» **Problem statement**: What is the number of lines in the entries that contain the word "zoom"? Answer with that figure alone.

Collection entries:

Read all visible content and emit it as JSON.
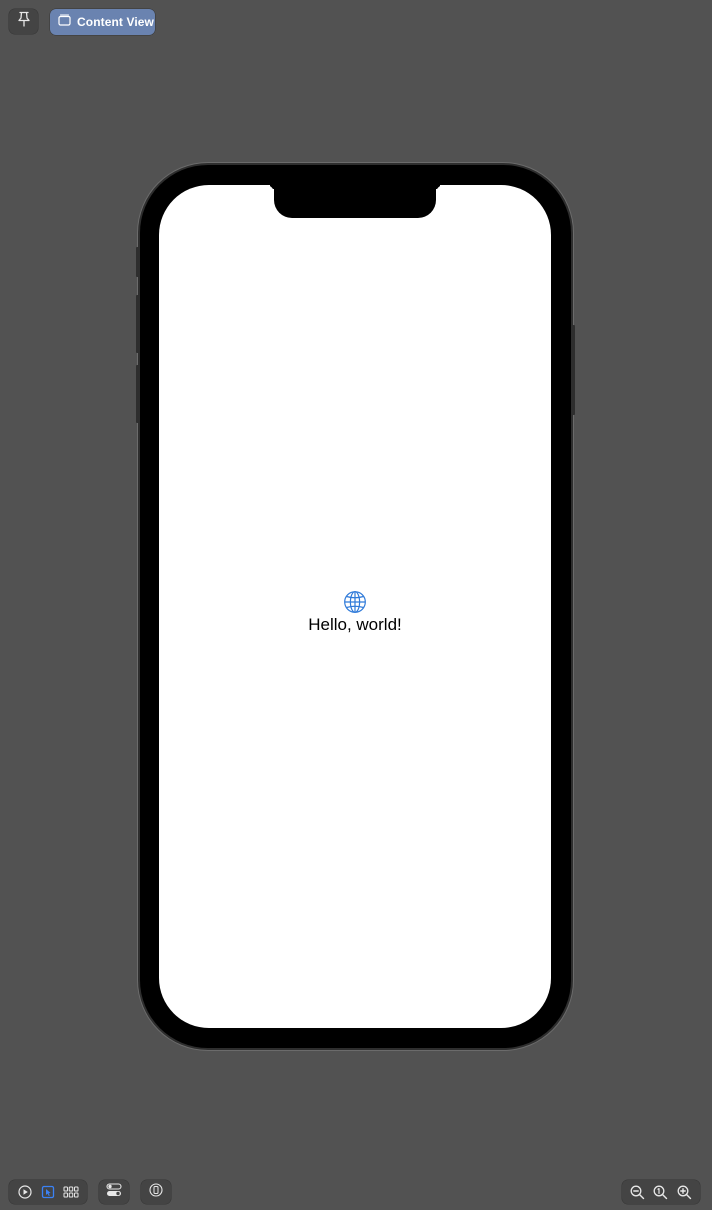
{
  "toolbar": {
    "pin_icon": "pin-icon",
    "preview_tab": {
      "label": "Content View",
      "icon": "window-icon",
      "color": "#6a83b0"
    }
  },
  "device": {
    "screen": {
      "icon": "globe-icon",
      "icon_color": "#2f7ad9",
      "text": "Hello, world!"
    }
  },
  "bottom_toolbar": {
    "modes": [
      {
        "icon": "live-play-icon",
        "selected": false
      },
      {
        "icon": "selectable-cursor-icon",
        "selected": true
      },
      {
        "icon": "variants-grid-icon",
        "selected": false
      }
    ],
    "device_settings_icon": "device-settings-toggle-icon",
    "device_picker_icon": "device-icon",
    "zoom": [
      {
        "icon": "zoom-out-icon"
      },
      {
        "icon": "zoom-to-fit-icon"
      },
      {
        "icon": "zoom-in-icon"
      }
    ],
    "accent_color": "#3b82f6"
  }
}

» **Answer space**: 4